### What to work on
Write out every line below that includes the word "Edit".

Entries from a dataset of interfaces:
========================================================================
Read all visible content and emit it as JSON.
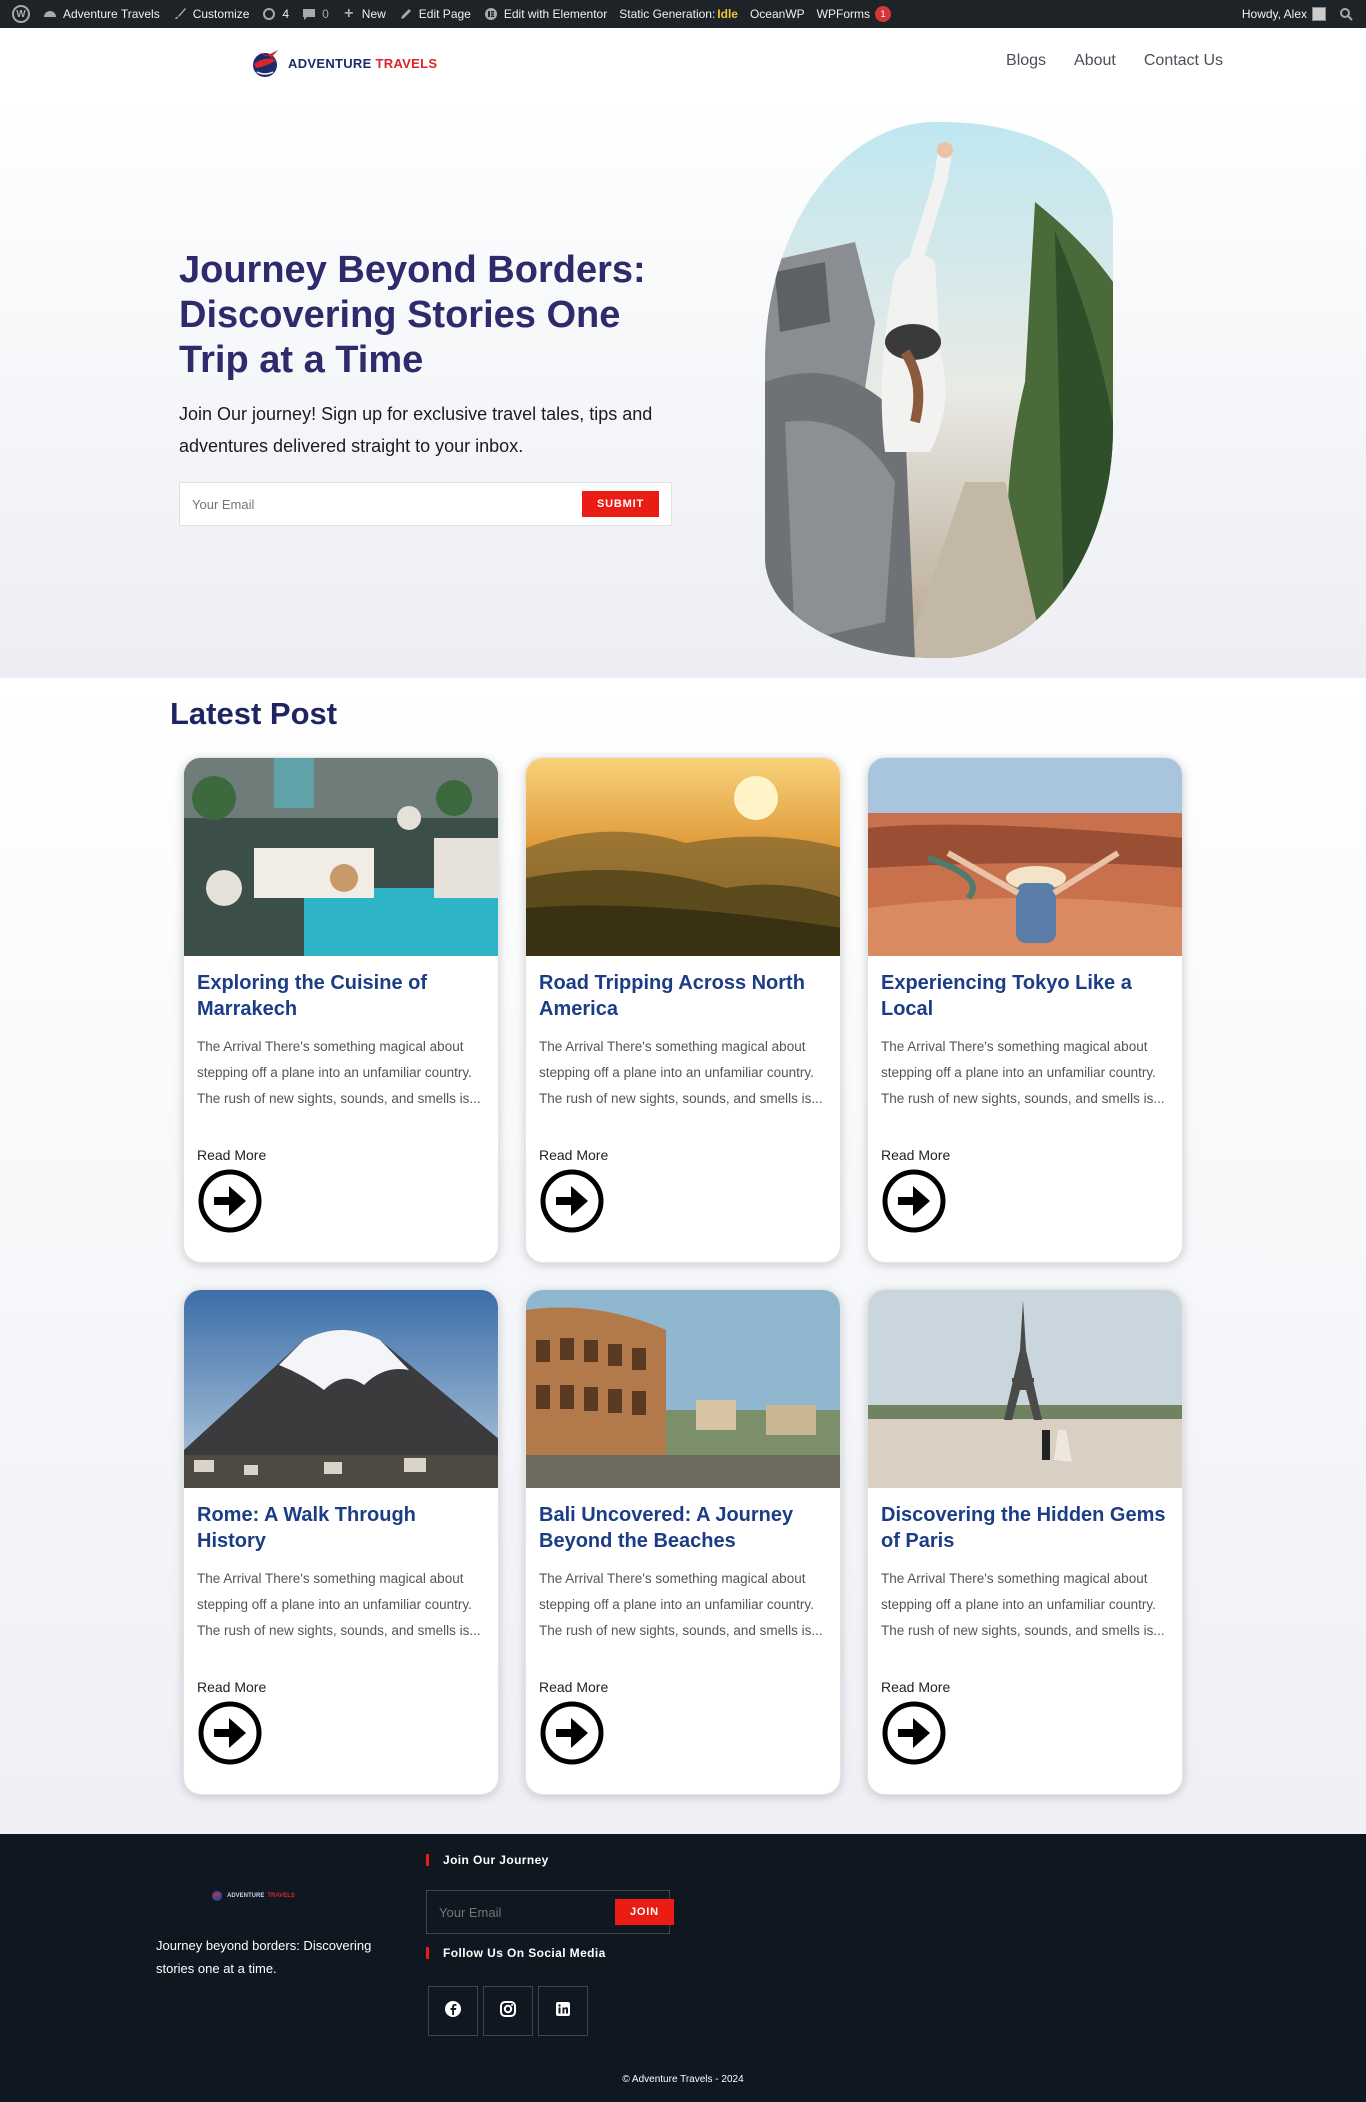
{
  "adminbar": {
    "site_name": "Adventure Travels",
    "customize": "Customize",
    "updates_count": "4",
    "comments_count": "0",
    "new": "New",
    "edit_page": "Edit Page",
    "edit_elementor": "Edit with Elementor",
    "static_gen_label": "Static Generation:",
    "static_gen_status": "Idle",
    "oceanwp": "OceanWP",
    "wpforms": "WPForms",
    "wpforms_badge": "1",
    "howdy": "Howdy, Alex"
  },
  "header": {
    "logo_part1": "ADVENTURE",
    "logo_part2": "TRAVELS",
    "nav": [
      "Blogs",
      "About",
      "Contact Us"
    ]
  },
  "hero": {
    "title": "Journey Beyond Borders: Discovering Stories One Trip at a Time",
    "subtitle": "Join Our journey! Sign up for exclusive travel tales, tips and adventures delivered straight to your inbox.",
    "email_placeholder": "Your Email",
    "submit": "SUBMIT"
  },
  "latest": {
    "heading": "Latest Post",
    "posts": [
      {
        "title": "Exploring the Cuisine of Marrakech",
        "excerpt": "The Arrival There's something magical about stepping off a plane into an unfamiliar country. The rush of new sights, sounds, and smells is...",
        "more": "Read More"
      },
      {
        "title": "Road Tripping Across North America",
        "excerpt": "The Arrival There's something magical about stepping off a plane into an unfamiliar country. The rush of new sights, sounds, and smells is...",
        "more": "Read More"
      },
      {
        "title": "Experiencing Tokyo Like a Local",
        "excerpt": "The Arrival There's something magical about stepping off a plane into an unfamiliar country. The rush of new sights, sounds, and smells is...",
        "more": "Read More"
      },
      {
        "title": "Rome: A Walk Through History",
        "excerpt": "The Arrival There's something magical about stepping off a plane into an unfamiliar country. The rush of new sights, sounds, and smells is...",
        "more": "Read More"
      },
      {
        "title": "Bali Uncovered: A Journey Beyond the Beaches",
        "excerpt": "The Arrival There's something magical about stepping off a plane into an unfamiliar country. The rush of new sights, sounds, and smells is...",
        "more": "Read More"
      },
      {
        "title": "Discovering the Hidden Gems of Paris",
        "excerpt": "The Arrival There's something magical about stepping off a plane into an unfamiliar country. The rush of new sights, sounds, and smells is...",
        "more": "Read More"
      }
    ]
  },
  "footer": {
    "logo_part1": "ADVENTURE",
    "logo_part2": "TRAVELS",
    "tagline": "Journey beyond borders: Discovering stories one at a time.",
    "join_heading": "Join Our Journey",
    "email_placeholder": "Your Email",
    "join_button": "JOIN",
    "social_heading": "Follow Us On Social Media",
    "social": [
      "facebook-icon",
      "instagram-icon",
      "linkedin-icon"
    ],
    "copyright": "© Adventure Travels - 2024"
  },
  "colors": {
    "accent_red": "#ea1c14",
    "title_navy": "#2e2a6b",
    "card_title_blue": "#1c3d86",
    "footer_bg": "#0f1720",
    "adminbar_bg": "#1d2327"
  }
}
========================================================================
### Result
    "edit_page": "Edit Page",
    "edit_elementor": "Edit with Elementor",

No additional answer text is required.